I hadn't intended to finish Swann's Way this weekend, merely reach the end of "Swann in Love" so that I could watch the Jeremy Irons movie of that name without the need to worry over encountering any spoilers, but after reaching that point in the novel and concluding that Hollywood wasn't likely to end its version in such a manner, I gulped down "Place Names" as well. More about Proust later, but I'm hoping to squeeze in a viewing of Swann in Love after a walk and before Deadwood comes on.
But first I have to showcase some of my latest library booty.
I'm currently reading Judith Levine's Not Buying It: My Year Without Shopping. My interest in this one was recently whetted by a book forum poster who complained that she felt like the victim of a bait and switch, that Levine's social experiment turned into a political manifesto midway through. Many Amazon reviewers make similar complaints.
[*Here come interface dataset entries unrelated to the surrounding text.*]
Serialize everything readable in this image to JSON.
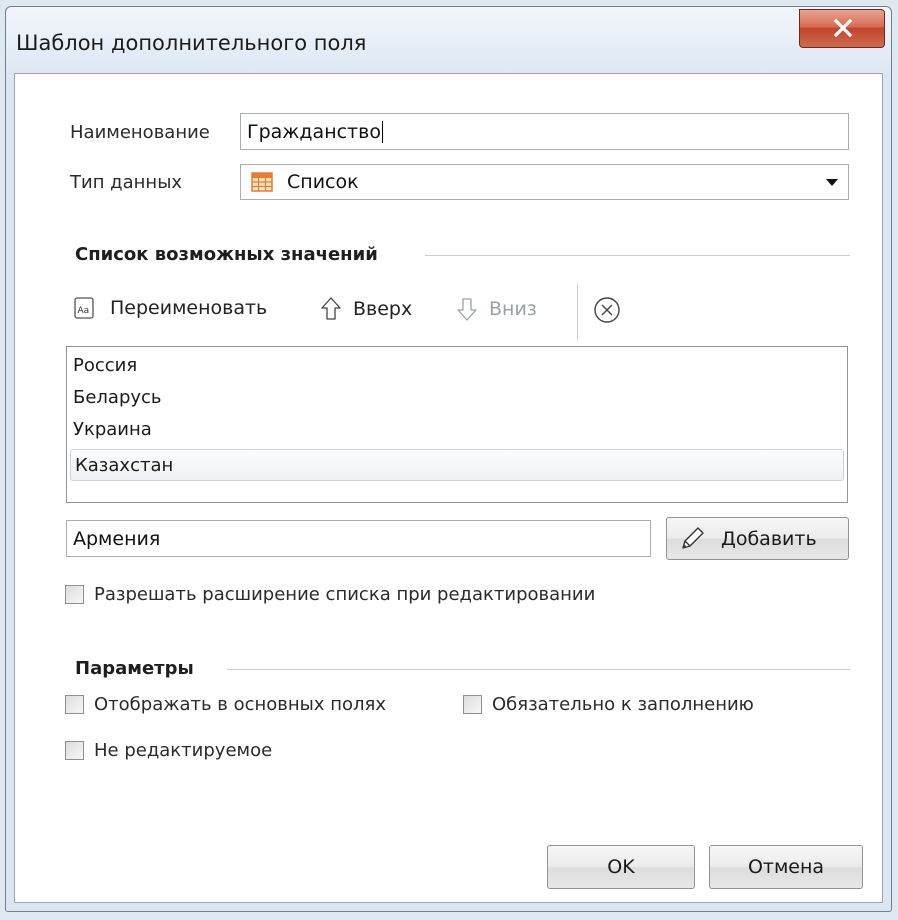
{
  "window": {
    "title": "Шаблон дополнительного поля",
    "close_icon": "close-x-icon"
  },
  "fields": {
    "name_label": "Наименование",
    "name_value": "Гражданство",
    "type_label": "Тип данных",
    "type_value": "Список",
    "type_icon": "grid-list-icon"
  },
  "values_section": {
    "title": "Список возможных значений",
    "toolbar": {
      "rename": "Переименовать",
      "up": "Вверх",
      "down": "Вниз"
    },
    "items": [
      "Россия",
      "Беларусь",
      "Украина",
      "Казахстан"
    ],
    "selected_index": 3,
    "new_value": "Армения",
    "add_label": "Добавить"
  },
  "allow_extend": {
    "label": "Разрешать расширение списка при редактировании",
    "checked": false
  },
  "params": {
    "title": "Параметры",
    "show_in_main": {
      "label": "Отображать в основных полях",
      "checked": false
    },
    "required": {
      "label": "Обязательно к заполнению",
      "checked": false
    },
    "readonly": {
      "label": "Не редактируемое",
      "checked": false
    }
  },
  "buttons": {
    "ok": "OK",
    "cancel": "Отмена"
  },
  "colors": {
    "close_button": "#c2452d",
    "accent_orange": "#e87d2e"
  }
}
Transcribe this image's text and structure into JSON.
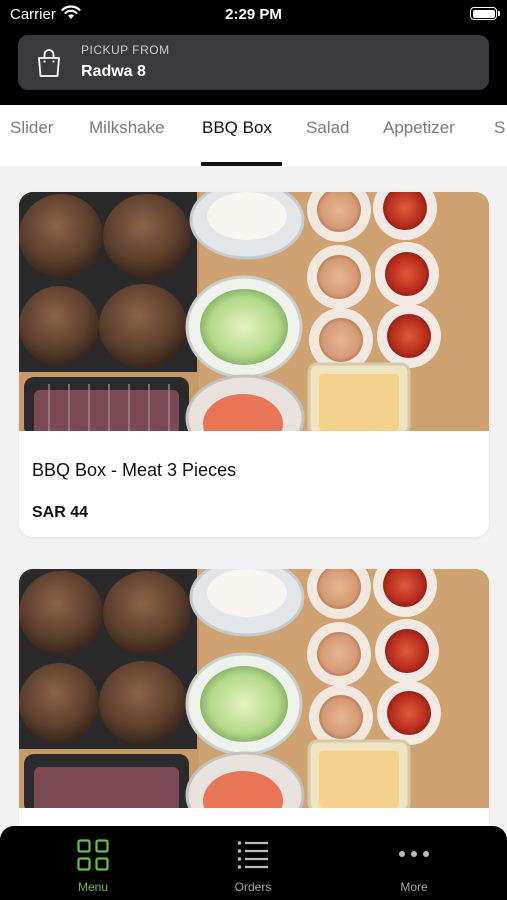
{
  "status_bar": {
    "carrier": "Carrier",
    "time": "2:29 PM"
  },
  "pickup": {
    "label": "PICKUP FROM",
    "location": "Radwa 8",
    "icon": "shopping-bag-icon"
  },
  "categories": {
    "items": [
      "Slider",
      "Milkshake",
      "BBQ Box",
      "Salad",
      "Appetizer",
      "S"
    ],
    "active": "BBQ Box"
  },
  "products": [
    {
      "name": "BBQ Box - Meat 3 Pieces",
      "price": "SAR 44"
    },
    {
      "name": "",
      "price": ""
    }
  ],
  "tab_bar": {
    "items": [
      {
        "label": "Menu",
        "icon": "grid-icon",
        "active": true
      },
      {
        "label": "Orders",
        "icon": "list-icon",
        "active": false
      },
      {
        "label": "More",
        "icon": "more-dots-icon",
        "active": false
      }
    ]
  },
  "colors": {
    "accent": "#67c04a",
    "header_bg": "#000000",
    "pickup_bg": "#3a3a3c"
  }
}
To which I say bosh. Any reader who can't figure out by the second page of the text that the book isn't going to have anything complimentary to say about the Bush administration has been victimized by nothing more than her own poor reading skills. Those who've complained that the book didn't help them a la The Tightwad's Gazette must have missed vital information in the first chapter as well: "I am not primarily out to save money. . . I won't preach the gospel of the Simple Life or dispense advice on how to live it."
Also checked out:
The Book of Lost Books by Stuart Kelly. Looks great for dipping into, as does Marjorie Williams' The Woman at the Washington Zoo.
Little Big Man by Thomas Berger and Saddling Up Anyway by Patrick Dearen. Because I never tire of westerns.
Pug Hill by Alison Pace and My Latest Grievance by Elinor Lipman. Just for fun.
Not pictured, but waiting on the holds shelf for pick-up tomorrow: Coraline by Neil Gaiman and The Reluctant Mr. Darwin by David Quammen.
I probably won't get through the half of them.